## Exercise details
Identify, in the records below, every line where the string "JSON" appears, and copy each such line.

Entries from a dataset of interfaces
§
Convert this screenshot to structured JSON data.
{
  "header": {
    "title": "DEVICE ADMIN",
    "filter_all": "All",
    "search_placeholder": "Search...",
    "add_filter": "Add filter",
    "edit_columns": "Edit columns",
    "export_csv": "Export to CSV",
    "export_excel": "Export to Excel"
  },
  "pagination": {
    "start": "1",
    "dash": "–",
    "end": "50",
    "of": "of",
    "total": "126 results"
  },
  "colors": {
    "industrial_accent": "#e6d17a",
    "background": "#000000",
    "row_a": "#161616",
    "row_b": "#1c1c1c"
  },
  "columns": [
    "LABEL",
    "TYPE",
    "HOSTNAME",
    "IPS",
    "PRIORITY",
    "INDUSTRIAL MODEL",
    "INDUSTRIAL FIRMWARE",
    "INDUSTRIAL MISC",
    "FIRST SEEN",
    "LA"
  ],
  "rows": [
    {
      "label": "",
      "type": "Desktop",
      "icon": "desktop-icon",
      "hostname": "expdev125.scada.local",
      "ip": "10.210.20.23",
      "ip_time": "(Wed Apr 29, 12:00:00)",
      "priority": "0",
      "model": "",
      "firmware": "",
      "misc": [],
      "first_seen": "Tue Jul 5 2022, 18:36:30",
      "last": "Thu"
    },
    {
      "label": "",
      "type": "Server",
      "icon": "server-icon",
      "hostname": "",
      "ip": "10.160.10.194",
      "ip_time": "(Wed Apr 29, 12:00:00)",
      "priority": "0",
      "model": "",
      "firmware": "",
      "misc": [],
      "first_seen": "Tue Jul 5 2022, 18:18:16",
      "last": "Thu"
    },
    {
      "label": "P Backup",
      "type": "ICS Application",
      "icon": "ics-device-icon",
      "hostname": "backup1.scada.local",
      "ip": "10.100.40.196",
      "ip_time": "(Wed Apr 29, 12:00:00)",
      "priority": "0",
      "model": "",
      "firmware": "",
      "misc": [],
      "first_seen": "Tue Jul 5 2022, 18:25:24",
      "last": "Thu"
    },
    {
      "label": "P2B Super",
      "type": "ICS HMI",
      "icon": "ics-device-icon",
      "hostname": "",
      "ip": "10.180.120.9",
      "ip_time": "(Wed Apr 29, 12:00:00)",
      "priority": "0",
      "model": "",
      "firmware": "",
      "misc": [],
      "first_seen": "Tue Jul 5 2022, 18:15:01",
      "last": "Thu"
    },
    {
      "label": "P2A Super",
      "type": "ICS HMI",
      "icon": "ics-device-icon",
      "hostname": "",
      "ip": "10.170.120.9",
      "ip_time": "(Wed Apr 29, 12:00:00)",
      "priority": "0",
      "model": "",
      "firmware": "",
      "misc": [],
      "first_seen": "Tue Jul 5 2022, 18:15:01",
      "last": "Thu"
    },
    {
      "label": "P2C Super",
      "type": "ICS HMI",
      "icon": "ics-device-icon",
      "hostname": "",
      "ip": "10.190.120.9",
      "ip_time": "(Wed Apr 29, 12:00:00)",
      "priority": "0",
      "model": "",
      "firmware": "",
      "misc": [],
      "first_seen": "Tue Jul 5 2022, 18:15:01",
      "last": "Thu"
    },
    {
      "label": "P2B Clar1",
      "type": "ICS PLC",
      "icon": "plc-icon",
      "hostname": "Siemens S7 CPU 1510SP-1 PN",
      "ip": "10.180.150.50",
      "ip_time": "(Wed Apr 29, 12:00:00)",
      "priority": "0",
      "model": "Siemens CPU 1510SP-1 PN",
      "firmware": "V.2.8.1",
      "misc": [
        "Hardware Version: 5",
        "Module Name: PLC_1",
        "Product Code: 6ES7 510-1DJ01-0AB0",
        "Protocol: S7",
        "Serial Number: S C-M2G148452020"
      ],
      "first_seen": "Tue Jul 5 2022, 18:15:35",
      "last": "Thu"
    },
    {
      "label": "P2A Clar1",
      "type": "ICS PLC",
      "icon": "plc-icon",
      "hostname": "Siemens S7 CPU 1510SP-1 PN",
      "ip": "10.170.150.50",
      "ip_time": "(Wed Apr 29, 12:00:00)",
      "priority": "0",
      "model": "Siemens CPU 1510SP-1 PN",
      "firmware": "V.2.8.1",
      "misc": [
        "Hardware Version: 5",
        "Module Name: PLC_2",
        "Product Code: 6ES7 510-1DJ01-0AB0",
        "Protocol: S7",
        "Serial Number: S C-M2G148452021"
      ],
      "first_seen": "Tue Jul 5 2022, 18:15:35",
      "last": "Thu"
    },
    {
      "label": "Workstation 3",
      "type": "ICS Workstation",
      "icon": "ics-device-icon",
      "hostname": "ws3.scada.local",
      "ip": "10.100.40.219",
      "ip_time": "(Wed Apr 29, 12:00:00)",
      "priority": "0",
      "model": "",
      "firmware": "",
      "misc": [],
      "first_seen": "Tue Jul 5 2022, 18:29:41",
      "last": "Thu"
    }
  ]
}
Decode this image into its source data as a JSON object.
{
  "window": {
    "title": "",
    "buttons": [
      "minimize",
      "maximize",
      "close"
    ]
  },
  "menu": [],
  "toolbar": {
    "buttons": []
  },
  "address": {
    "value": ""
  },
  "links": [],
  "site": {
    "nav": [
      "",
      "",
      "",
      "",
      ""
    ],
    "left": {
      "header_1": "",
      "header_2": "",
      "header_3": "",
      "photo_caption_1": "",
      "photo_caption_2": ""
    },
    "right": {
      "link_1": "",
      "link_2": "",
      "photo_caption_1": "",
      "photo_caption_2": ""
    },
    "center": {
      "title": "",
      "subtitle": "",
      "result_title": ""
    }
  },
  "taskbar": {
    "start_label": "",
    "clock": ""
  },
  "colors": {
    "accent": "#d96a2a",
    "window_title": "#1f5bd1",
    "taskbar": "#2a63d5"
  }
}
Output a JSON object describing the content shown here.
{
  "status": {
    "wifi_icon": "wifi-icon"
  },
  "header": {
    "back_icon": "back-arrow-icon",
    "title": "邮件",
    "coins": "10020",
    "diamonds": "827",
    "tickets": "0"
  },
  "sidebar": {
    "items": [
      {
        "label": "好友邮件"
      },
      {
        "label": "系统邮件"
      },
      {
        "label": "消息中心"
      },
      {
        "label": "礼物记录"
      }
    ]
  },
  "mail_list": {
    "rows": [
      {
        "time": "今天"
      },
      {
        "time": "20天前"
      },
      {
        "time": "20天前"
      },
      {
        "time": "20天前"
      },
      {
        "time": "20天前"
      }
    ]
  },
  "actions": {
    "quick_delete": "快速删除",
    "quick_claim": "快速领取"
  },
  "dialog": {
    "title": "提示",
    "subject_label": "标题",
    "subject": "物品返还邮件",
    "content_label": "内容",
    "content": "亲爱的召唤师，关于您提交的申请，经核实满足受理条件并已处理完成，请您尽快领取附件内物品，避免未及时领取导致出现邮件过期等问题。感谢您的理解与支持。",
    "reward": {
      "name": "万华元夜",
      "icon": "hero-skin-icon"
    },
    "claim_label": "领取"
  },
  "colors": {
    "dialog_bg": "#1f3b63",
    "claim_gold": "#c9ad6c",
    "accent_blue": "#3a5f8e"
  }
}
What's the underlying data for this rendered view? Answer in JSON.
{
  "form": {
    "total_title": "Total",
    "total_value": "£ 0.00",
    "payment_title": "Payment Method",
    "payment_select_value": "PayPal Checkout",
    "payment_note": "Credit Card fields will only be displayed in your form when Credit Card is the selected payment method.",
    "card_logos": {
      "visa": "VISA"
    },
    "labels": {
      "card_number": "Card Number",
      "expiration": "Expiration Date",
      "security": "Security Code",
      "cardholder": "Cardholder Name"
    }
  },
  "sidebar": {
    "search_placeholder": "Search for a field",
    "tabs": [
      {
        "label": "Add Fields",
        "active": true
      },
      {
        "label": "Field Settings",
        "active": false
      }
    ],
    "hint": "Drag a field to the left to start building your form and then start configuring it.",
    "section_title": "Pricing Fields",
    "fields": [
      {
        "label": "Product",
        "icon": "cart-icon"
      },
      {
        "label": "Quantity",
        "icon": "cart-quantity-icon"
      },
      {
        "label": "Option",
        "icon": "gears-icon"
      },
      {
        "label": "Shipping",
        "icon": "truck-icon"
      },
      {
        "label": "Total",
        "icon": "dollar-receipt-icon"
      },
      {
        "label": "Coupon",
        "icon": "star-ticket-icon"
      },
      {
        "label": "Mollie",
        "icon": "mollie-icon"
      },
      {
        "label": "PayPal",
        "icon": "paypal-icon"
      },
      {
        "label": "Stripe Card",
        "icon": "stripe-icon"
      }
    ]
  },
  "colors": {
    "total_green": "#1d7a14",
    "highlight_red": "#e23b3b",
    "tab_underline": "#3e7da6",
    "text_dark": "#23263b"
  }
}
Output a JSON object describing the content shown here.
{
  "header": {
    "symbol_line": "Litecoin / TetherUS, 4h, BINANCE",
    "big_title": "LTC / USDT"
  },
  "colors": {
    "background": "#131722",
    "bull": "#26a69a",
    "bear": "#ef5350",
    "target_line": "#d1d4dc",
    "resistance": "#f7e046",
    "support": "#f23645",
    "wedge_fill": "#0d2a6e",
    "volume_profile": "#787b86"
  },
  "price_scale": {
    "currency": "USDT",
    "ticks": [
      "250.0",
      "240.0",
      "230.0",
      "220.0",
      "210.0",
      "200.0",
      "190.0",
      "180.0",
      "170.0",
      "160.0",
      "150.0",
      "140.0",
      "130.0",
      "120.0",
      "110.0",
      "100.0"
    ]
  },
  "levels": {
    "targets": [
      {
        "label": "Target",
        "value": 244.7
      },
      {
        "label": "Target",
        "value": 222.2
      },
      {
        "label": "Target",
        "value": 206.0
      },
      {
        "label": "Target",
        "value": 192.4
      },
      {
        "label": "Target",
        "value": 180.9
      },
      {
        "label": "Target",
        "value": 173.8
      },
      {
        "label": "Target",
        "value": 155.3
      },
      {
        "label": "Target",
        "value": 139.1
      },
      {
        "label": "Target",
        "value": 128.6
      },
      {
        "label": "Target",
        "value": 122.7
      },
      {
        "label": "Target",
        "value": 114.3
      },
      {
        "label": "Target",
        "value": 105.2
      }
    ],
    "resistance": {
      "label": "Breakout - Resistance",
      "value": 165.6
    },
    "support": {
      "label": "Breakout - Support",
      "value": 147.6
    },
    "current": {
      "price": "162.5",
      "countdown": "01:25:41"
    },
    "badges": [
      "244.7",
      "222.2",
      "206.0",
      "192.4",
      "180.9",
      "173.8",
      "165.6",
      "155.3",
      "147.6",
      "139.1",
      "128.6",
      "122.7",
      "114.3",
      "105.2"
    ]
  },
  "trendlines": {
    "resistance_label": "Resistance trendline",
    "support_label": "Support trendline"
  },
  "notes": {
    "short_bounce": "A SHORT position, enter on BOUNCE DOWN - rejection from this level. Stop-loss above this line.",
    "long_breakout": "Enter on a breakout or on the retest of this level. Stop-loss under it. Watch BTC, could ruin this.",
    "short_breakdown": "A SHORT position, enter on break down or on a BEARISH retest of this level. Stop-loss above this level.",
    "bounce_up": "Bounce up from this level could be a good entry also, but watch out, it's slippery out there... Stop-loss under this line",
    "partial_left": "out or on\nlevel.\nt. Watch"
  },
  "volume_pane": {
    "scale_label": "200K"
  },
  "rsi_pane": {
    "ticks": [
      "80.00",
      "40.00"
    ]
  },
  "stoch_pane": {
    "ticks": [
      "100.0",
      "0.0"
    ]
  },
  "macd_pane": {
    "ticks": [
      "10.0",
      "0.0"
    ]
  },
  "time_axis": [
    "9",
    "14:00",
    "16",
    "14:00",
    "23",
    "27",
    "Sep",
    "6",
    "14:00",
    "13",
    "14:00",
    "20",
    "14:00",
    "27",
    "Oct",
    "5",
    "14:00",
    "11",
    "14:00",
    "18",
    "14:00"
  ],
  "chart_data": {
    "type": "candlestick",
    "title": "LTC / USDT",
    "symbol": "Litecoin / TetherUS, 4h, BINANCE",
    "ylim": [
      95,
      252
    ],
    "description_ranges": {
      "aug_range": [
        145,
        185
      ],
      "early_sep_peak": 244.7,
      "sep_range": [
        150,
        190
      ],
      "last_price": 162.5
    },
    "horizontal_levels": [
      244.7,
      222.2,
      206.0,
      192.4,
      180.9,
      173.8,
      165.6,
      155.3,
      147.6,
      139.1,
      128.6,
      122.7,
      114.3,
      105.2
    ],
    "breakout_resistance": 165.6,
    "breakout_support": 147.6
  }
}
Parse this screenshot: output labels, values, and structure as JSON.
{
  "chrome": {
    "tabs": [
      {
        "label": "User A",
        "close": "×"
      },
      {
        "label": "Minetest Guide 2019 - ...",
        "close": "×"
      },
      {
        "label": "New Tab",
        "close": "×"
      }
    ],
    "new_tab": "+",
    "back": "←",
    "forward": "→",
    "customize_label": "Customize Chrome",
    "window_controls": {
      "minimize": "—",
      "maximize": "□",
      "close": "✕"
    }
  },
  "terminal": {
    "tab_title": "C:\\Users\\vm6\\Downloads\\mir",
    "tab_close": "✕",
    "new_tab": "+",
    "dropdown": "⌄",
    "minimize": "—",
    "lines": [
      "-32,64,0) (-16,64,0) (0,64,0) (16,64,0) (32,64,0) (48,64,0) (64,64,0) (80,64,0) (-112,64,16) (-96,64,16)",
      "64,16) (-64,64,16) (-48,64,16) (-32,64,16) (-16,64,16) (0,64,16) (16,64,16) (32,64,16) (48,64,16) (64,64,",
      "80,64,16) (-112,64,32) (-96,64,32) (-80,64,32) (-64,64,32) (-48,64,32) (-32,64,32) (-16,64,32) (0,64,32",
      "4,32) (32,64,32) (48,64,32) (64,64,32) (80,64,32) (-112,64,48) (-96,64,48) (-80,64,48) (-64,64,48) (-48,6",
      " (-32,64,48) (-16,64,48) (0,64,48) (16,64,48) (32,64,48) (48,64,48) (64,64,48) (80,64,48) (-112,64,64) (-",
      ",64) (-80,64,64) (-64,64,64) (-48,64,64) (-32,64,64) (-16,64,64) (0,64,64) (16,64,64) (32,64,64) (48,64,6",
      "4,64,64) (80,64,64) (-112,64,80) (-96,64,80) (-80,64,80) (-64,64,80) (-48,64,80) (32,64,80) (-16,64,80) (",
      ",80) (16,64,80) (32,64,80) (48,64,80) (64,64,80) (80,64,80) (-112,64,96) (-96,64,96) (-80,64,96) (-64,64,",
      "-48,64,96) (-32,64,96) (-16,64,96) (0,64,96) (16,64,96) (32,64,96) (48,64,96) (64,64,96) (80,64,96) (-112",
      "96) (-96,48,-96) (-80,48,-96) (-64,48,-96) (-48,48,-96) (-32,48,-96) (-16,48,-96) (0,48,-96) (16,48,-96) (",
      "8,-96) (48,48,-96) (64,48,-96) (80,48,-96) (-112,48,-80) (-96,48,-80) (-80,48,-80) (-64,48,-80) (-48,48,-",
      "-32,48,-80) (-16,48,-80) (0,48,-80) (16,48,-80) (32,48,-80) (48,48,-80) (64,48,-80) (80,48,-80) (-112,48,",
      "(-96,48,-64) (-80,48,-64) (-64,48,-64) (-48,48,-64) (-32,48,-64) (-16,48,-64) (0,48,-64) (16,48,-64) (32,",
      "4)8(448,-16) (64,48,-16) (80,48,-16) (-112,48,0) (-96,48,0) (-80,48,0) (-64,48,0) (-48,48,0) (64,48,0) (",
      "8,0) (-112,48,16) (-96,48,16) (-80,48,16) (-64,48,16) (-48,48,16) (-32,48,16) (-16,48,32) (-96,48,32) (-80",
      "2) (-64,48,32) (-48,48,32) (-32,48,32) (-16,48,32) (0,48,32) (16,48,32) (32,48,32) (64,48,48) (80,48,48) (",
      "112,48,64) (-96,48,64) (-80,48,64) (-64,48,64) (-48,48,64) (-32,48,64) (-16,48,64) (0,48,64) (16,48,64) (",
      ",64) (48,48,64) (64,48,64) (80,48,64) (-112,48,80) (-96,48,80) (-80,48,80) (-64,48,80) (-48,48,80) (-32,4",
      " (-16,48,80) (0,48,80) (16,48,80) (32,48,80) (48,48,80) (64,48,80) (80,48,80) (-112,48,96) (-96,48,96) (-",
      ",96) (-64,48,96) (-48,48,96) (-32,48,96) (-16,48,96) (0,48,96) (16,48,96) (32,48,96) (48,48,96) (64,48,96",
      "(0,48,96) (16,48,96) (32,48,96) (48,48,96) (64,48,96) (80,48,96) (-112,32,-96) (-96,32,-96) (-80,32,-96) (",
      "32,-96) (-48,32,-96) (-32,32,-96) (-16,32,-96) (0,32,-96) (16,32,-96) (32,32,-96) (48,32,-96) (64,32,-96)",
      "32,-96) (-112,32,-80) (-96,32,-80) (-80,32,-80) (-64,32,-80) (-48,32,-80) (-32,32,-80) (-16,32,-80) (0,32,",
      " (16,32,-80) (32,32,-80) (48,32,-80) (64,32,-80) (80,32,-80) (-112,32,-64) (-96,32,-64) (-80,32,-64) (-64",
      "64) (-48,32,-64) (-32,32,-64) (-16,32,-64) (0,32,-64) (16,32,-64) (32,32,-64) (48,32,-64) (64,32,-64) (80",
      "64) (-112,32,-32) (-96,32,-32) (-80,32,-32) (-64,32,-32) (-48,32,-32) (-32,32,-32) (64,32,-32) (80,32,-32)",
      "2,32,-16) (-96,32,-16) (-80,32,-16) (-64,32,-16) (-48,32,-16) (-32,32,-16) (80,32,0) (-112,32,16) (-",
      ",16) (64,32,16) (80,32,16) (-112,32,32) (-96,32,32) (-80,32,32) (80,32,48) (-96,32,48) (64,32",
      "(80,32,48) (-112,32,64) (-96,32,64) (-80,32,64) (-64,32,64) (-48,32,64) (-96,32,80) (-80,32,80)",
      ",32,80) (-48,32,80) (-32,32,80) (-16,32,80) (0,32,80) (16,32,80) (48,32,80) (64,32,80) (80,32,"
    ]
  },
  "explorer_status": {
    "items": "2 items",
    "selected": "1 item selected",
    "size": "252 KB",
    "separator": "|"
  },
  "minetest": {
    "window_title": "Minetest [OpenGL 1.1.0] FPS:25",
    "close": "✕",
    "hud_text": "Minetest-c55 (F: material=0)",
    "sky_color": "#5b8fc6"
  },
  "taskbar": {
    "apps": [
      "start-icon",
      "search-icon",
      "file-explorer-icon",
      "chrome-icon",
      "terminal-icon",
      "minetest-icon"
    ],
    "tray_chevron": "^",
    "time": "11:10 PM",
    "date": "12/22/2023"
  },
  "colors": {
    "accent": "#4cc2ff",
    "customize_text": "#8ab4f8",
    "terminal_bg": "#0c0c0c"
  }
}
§
## Final answer
Convert this screenshot to structured JSON data.
Decode this image into its source data as a JSON object.
Output a JSON object describing the content shown here.
What's the underlying data for this rendered view? Answer in JSON.
Output a JSON object describing the content shown here.
Parse this screenshot: output labels, values, and structure as JSON.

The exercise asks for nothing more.